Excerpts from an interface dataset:
^^^^^^^^^^^^^^^^

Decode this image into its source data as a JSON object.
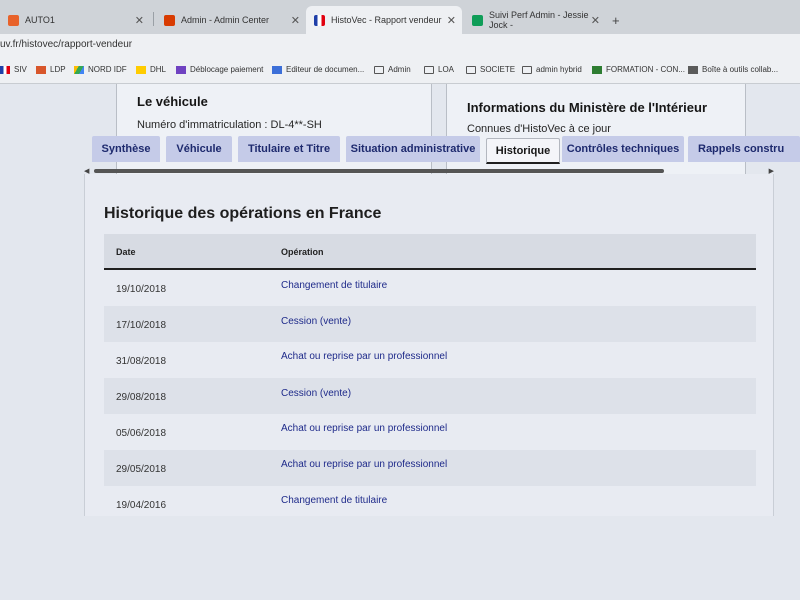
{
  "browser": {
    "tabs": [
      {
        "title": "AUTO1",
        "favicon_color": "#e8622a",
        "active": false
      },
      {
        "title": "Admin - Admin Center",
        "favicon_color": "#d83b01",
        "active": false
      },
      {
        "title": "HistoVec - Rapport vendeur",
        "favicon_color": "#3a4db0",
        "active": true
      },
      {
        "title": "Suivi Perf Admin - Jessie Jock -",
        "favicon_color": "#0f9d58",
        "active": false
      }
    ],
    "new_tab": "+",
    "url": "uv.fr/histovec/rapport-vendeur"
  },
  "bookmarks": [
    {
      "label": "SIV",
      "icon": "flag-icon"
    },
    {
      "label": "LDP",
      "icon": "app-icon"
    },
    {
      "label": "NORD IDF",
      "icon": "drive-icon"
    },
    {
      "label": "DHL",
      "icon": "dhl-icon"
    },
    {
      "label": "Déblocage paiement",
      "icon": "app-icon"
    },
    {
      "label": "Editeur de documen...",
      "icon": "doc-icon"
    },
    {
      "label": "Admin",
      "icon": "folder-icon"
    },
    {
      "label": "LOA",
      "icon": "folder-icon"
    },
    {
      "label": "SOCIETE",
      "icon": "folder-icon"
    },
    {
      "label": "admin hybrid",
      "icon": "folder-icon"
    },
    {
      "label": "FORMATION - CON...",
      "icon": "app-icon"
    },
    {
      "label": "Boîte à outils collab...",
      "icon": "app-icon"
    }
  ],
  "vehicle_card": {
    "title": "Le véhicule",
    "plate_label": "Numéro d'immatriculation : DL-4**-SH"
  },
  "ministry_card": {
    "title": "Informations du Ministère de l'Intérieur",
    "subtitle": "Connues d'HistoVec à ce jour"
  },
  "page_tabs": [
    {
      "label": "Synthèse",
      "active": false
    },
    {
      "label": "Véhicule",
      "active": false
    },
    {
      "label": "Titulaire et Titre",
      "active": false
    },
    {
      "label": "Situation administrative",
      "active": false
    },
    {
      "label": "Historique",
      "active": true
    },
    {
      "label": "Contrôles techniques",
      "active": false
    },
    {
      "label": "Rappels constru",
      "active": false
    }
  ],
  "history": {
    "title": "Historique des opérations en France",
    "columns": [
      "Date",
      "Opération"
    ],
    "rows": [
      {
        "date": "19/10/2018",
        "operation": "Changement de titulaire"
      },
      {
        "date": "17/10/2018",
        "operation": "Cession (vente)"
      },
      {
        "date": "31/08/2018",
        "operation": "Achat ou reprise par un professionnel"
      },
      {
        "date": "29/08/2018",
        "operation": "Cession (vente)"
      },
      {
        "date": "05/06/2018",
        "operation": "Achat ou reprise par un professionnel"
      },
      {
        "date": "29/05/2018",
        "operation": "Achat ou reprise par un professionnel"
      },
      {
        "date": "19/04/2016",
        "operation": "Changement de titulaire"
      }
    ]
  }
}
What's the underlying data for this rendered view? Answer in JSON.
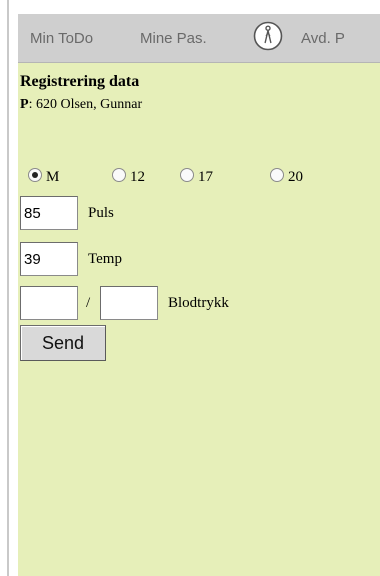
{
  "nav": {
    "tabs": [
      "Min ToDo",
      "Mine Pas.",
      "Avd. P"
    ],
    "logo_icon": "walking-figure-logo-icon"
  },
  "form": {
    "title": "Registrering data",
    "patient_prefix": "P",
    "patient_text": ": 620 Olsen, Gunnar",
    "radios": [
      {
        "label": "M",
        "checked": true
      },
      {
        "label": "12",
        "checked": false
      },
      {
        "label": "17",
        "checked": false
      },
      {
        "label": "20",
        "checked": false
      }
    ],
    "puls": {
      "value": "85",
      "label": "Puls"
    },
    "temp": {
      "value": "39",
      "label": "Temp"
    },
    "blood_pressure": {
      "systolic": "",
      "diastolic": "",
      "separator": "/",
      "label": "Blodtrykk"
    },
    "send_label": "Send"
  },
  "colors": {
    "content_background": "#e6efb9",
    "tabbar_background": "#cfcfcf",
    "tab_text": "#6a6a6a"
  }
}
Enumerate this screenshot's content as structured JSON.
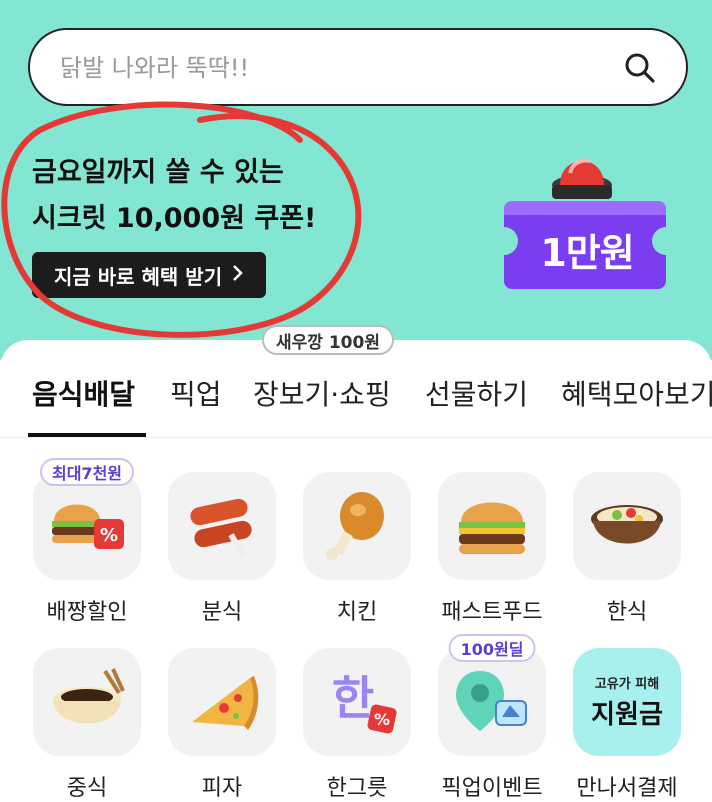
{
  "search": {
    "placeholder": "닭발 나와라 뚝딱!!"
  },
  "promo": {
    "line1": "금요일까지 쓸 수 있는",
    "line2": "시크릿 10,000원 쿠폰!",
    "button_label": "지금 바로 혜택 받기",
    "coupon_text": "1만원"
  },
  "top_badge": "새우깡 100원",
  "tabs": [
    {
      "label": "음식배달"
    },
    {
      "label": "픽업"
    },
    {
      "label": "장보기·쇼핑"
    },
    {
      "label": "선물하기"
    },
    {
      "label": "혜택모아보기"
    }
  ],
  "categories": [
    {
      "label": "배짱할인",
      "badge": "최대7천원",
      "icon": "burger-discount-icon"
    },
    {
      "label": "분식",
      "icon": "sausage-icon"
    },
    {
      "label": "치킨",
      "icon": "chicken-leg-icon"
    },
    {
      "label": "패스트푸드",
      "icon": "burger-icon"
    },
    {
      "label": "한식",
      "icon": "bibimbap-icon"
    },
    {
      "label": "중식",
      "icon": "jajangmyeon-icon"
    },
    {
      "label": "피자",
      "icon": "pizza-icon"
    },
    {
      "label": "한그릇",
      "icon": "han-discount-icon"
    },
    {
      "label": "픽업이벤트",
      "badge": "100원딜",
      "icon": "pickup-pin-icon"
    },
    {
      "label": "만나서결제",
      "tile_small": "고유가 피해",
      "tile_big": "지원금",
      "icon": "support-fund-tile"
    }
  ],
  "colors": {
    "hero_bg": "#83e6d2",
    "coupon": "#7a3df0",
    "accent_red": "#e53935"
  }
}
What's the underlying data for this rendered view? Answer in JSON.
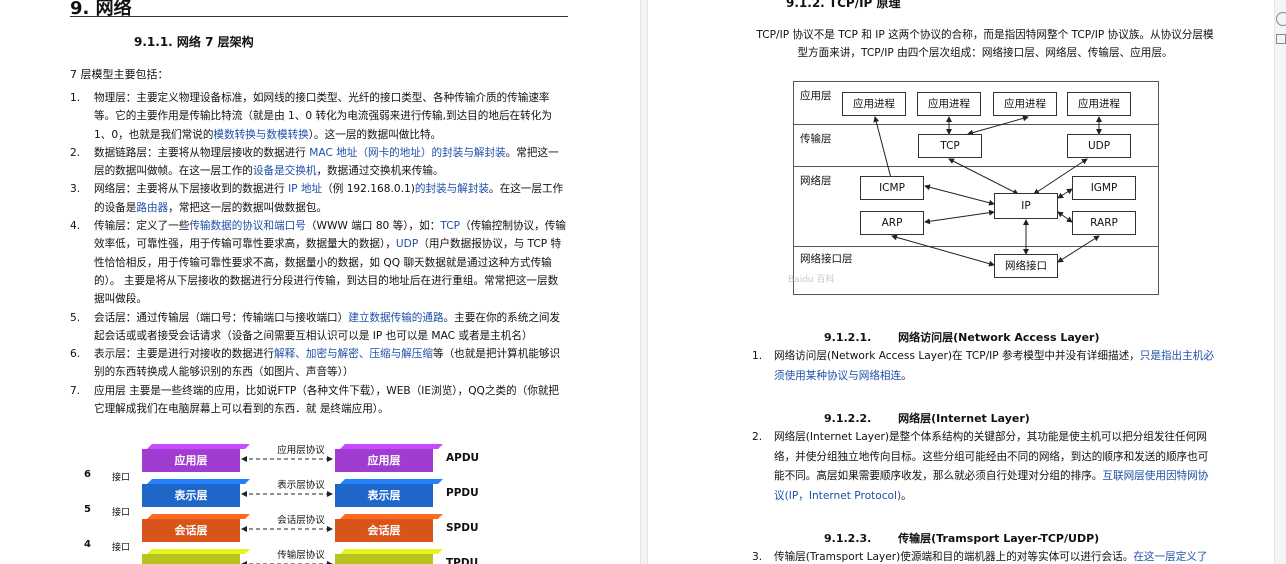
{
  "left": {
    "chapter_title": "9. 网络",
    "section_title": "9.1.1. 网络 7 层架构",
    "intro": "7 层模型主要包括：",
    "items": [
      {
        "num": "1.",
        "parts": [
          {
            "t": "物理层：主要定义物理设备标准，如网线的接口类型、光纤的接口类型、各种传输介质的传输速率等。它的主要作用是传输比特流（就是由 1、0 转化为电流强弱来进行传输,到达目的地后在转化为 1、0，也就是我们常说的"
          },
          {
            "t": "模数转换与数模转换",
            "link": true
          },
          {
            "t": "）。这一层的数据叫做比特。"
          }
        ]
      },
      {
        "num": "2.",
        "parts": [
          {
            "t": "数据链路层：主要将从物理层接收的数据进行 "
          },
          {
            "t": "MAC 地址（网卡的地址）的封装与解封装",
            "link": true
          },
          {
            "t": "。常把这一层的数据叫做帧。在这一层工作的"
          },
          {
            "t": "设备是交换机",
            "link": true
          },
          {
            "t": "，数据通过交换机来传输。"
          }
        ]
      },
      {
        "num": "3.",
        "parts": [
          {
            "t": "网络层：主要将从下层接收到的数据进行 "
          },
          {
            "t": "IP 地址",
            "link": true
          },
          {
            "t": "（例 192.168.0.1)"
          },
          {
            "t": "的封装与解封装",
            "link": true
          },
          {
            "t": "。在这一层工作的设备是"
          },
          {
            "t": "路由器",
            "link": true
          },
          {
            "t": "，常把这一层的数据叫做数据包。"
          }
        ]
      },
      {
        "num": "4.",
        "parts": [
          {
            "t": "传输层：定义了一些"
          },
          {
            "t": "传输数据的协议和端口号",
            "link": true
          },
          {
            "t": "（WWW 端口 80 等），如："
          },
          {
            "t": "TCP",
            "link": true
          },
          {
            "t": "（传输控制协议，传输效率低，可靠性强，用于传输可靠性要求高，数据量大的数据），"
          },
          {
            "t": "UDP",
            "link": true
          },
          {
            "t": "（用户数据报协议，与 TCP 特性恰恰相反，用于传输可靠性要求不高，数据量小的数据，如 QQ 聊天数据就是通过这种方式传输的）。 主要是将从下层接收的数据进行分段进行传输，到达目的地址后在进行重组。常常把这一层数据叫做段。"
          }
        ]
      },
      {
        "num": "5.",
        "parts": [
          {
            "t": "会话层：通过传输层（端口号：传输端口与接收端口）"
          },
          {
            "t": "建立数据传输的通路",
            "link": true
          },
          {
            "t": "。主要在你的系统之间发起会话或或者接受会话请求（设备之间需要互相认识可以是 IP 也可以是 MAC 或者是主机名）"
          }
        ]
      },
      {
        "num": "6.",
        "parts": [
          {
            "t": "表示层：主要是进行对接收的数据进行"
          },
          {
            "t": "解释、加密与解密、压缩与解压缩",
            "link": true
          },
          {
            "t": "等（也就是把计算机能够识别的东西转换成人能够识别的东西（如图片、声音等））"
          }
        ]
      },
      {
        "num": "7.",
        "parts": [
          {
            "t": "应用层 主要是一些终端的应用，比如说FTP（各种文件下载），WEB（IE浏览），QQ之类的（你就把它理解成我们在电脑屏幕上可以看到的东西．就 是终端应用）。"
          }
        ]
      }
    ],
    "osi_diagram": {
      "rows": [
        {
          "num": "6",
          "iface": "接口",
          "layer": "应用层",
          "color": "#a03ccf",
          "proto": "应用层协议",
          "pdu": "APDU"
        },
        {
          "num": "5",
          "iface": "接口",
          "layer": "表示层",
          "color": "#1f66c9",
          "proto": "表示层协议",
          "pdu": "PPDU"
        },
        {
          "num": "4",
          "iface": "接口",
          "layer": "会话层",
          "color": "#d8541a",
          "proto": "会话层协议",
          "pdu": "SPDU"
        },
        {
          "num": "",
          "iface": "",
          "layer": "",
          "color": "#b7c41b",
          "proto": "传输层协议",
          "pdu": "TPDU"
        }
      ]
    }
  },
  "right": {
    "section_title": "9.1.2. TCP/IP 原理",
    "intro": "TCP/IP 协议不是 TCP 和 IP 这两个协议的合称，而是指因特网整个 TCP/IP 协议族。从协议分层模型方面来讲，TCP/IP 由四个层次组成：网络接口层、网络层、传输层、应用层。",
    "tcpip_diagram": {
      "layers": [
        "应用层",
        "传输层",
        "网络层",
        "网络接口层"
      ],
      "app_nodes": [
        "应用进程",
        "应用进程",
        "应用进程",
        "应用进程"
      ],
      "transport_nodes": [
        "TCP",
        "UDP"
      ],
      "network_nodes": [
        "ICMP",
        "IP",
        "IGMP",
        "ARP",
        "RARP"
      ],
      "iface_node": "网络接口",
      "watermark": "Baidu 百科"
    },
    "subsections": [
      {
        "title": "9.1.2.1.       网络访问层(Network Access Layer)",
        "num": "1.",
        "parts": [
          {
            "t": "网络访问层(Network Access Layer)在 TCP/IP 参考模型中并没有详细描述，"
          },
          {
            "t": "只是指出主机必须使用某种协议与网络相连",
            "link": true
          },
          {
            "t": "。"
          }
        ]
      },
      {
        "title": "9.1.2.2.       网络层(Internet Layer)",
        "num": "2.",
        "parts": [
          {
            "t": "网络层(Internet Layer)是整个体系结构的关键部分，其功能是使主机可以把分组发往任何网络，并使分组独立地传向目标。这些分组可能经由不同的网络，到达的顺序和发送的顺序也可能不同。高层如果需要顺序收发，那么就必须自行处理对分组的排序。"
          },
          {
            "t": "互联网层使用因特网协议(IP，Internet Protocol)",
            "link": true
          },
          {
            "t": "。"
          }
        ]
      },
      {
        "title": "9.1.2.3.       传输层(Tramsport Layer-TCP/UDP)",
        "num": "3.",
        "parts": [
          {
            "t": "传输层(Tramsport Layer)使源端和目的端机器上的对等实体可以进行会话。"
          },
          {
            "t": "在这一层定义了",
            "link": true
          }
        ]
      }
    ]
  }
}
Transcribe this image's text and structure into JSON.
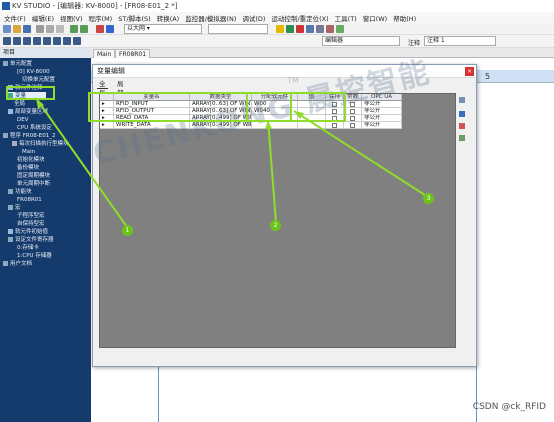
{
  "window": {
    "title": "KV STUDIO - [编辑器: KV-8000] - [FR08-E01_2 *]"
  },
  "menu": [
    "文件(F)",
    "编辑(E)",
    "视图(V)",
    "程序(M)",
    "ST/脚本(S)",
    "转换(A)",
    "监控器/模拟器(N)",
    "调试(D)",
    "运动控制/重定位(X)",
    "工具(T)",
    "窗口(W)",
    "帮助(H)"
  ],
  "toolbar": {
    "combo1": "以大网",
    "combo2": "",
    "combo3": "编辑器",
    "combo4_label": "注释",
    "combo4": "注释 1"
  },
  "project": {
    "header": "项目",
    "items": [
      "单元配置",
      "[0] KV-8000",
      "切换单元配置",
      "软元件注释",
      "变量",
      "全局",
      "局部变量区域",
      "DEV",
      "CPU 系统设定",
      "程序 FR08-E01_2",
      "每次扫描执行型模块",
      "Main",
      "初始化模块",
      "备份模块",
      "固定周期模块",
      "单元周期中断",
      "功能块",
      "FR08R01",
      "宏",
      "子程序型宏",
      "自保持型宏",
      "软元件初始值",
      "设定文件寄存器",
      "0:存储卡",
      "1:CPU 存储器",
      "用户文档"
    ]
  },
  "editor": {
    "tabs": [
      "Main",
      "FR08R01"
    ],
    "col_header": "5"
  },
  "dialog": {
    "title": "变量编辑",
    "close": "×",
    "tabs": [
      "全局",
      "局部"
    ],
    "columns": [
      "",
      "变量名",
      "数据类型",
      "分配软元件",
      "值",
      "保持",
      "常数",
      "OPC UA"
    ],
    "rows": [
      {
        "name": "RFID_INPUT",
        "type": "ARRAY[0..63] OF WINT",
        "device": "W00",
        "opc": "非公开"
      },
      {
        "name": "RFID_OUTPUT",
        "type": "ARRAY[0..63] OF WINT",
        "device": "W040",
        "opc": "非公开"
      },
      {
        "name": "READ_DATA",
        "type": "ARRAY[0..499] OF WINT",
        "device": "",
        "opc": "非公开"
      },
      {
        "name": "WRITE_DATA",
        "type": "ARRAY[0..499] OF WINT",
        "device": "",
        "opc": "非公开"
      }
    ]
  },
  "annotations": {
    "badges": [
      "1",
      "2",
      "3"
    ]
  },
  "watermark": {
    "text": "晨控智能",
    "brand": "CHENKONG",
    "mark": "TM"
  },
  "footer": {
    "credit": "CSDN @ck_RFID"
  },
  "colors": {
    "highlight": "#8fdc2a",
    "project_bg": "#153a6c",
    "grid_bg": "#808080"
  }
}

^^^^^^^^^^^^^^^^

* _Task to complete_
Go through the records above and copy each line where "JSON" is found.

* _Output of the exercise_
Decode this image into its source data as a JSON object.
What's the underlying data for this rendered view? Answer in JSON.
Enumerate this screenshot's content as structured JSON.
What's the underlying data for this rendered view? Answer in JSON.
Transcribe this image's text and structure into JSON.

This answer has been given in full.